Bob Moon: There are now over a billion cars and trucks on the planet. That, from a report by auto industry researcher Ward's. Thirty-five million vehicles were sold last year -- nearly half of them in China. That country recently overtook the U.S. as the world's biggest car-buying market.
For more on this, we've reached out to Peter Hessler. He's a staff writer and former China correspondent for The New Yorker magazine, and author of Country Driving: A Journey Through China from Farm to Factory. He's back from a recent visit there. Peter Hessler, good to talk to you.
Peter Hessler: Hi, thanks for calling.
Moon: It was about a decade ago you took your big drive across China and you painted a pretty quaint picture at the time: farmers in rural areas tossing their chaff into their road, so vehicles would run over it because, as you wrote, "threshing is the easiest when somebody else's tires do the work." That doesn't exactly sound like a network of highways ready for this sudden auto boom.
Hessler: Yeah, it was very mixed at that time. I got my license in 2001 and they didn't really have the automobiles yet, but they were preparing. So there were huge numbers of roads under construction. But often you had these new highways to yourself, and it was really sort of an amazing experience to be on these empty roads and to realize why they're building this, because they expect the market to boom. And that's certainly what happened; in 2000, the number of cars and trucks sold in China was about one-tenth of what was sold in the U.S. And last year, the sales in China were more than 50 percent higher than the U.S. So it's just unbelievable, this change.
Moon: And not so much emphasis on functionality; green cars, electric vehicles, hybrids -- they're selling quite poorly in China. In fact, Toyota, I read, managed to sell only one Prius in China last year? Why do you think that is?
Hessler: Well they're too expensive. China has a huge market in low-cost automobiles; this is the big part of their exports. They export to a lot of developing countries. And so, you know, even though they are working on green technology and electric cars and so on, the domestic market is really important to them.

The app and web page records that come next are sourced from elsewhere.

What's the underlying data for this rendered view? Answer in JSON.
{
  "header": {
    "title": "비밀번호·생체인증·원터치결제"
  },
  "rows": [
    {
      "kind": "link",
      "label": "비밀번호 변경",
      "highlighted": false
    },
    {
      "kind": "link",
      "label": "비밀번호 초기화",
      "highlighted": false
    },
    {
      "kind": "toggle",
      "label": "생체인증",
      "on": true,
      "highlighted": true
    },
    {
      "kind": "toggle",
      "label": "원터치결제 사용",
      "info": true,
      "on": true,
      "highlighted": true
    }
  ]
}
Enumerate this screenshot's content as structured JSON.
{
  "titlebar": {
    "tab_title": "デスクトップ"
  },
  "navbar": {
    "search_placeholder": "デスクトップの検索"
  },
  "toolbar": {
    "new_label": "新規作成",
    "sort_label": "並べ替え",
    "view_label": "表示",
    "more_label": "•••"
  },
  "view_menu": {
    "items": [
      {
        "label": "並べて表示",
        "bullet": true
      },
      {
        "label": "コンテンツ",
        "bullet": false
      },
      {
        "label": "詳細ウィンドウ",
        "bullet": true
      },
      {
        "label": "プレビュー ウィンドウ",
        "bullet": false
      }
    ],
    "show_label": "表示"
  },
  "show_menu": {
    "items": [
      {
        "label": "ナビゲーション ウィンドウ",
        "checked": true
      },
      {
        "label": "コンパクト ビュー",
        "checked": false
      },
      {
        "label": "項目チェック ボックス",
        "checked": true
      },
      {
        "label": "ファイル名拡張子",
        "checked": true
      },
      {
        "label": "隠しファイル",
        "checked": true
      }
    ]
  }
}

Moon: I'd hate to think of the impact on the planet, though. What could the Chinese government do to boost demand for those green cars rather than all those SUVs?
Hessler: Well, I'm not even sure if that would be a great idea right now, because to be honest, I mean, they boost the green cars and then you have more electricity use. And where is the electricity coming from? In China, it's overwhelmingly dominated by coal. And after that, you have a lot of hydropower, which is not a great thing. I live in the Three Gorges region, and so, two million people were relocated, entire cities that I remember are now gone. So you realize this is a staggering challenge. So it is a place where they're trying a lot of new things, but the scale is massive.
Moon: Massive? Ward's Automotive says there's now one car for every 17 people in China, compared to almost a one-to-one ratio here in the U.S. What do you think that place would look like if China were to catch up with the U.S.?
Hessler: I think it would never happen. I think people in the States tend to be very frightened about this change in China, but we need to remember that we continue to lead the world in the unhealthy use of the automobile. And you know, the living in the suburbs, driving everyday to and from work, driving everywhere to drop your kids at practice or whatever -- that's not what the Chinese are using their cars for. It's also important to remember, when I took that first drive in 2001, gas price was about $1.20 a gallon -- now it's about $5 in China. And that does sort of limit people from using vehicles the same way we do. And of course, the simple issue of traffic and congestion also limits them.
Moon: Peter Hessler, before you go, let me see how much you remember about your Chinese driving test: If another motorist stops you to ask directions, you should A) not tell him; B) reply patiently and accurately; or C) tell him the wrong way?
Hessler: Yeah, that's all of the above.
Moon: Peter Hessler, he's a staff writer for The New Yorker. Peter, thanks for talking to us.
Hessler: Thank you.